[Task item]: Search the entries for lines that contain the word "Softpedia", and report each one found.

*** Data for processing ***

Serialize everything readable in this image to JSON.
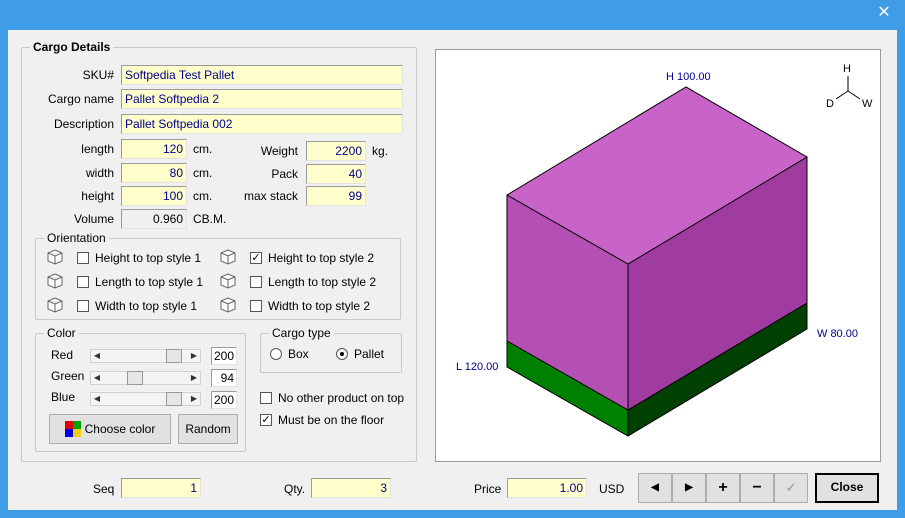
{
  "window": {
    "close_glyph": "✕"
  },
  "cargo_details": {
    "title": "Cargo Details",
    "sku_label": "SKU#",
    "sku": "Softpedia Test Pallet",
    "name_label": "Cargo name",
    "name": "Pallet Softpedia 2",
    "desc_label": "Description",
    "desc": "Pallet Softpedia 002",
    "length_label": "length",
    "length": "120",
    "length_unit": "cm.",
    "width_label": "width",
    "width": "80",
    "width_unit": "cm.",
    "height_label": "height",
    "height": "100",
    "height_unit": "cm.",
    "volume_label": "Volume",
    "volume": "0.960",
    "volume_unit": "CB.M.",
    "weight_label": "Weight",
    "weight": "2200",
    "weight_unit": "kg.",
    "pack_label": "Pack",
    "pack": "40",
    "maxstack_label": "max stack",
    "maxstack": "99"
  },
  "orientation": {
    "title": "Orientation",
    "options": [
      {
        "label": "Height to top style 1",
        "checked": false
      },
      {
        "label": "Height to top style 2",
        "checked": true
      },
      {
        "label": "Length to top style 1",
        "checked": false
      },
      {
        "label": "Length to top style 2",
        "checked": false
      },
      {
        "label": "Width to top style 1",
        "checked": false
      },
      {
        "label": "Width to top style 2",
        "checked": false
      }
    ],
    "check_mark": "✓"
  },
  "color": {
    "title": "Color",
    "red_label": "Red",
    "red": "200",
    "green_label": "Green",
    "green": "94",
    "blue_label": "Blue",
    "blue": "200",
    "choose_label": "Choose color",
    "random_label": "Random",
    "left_arrow": "◀",
    "right_arrow": "▶"
  },
  "cargo_type": {
    "title": "Cargo type",
    "box_label": "Box",
    "pallet_label": "Pallet",
    "selected": "Pallet"
  },
  "options": {
    "no_other_label": "No other product on top",
    "no_other": false,
    "floor_label": "Must be on the floor",
    "floor": true
  },
  "view3d": {
    "h_label": "H 100.00",
    "w_label": "W 80.00",
    "l_label": "L 120.00",
    "axis_h": "H",
    "axis_d": "D",
    "axis_w": "W",
    "colors": {
      "top": "#c864c8",
      "left": "#b450b4",
      "right": "#a03ca0",
      "pallet_left": "#008000",
      "pallet_right": "#004000"
    }
  },
  "footer": {
    "seq_label": "Seq",
    "seq": "1",
    "qty_label": "Qty.",
    "qty": "3",
    "price_label": "Price",
    "price": "1.00",
    "currency": "USD",
    "prev": "◀",
    "next": "▶",
    "add": "+",
    "remove": "−",
    "confirm": "✓",
    "close_label": "Close"
  }
}
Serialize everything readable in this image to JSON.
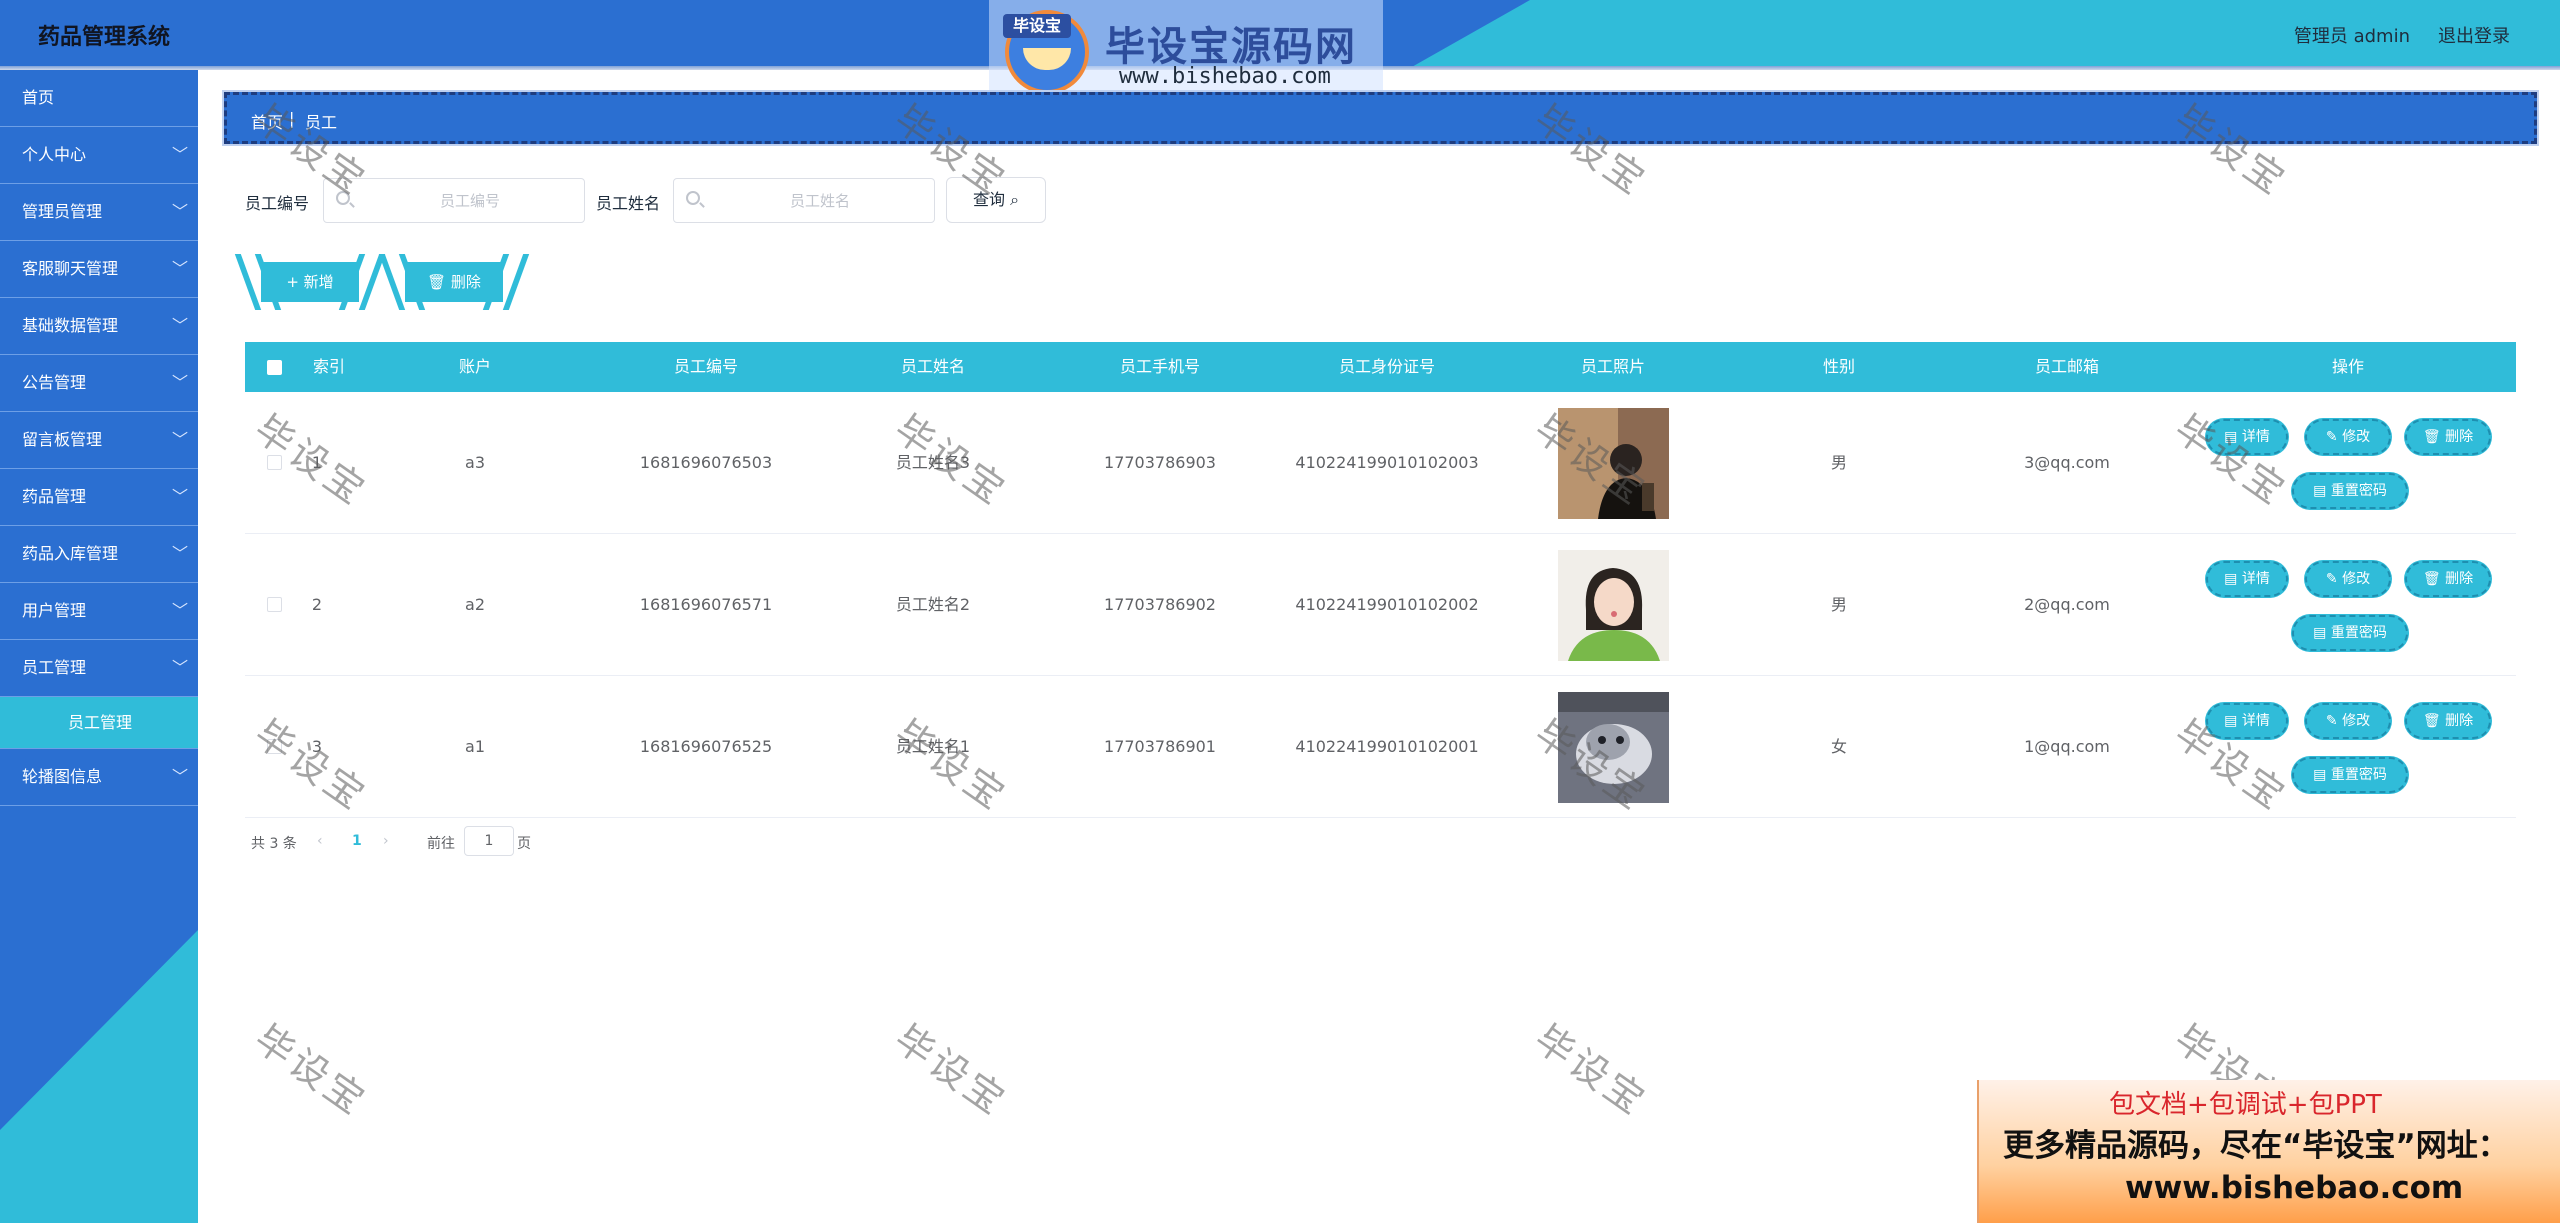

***

[Problem solution]:
    "sku": "Softpedia Test Pallet",
    "name": "Pallet Softpedia 2",
    "desc": "Pallet Softpedia 002",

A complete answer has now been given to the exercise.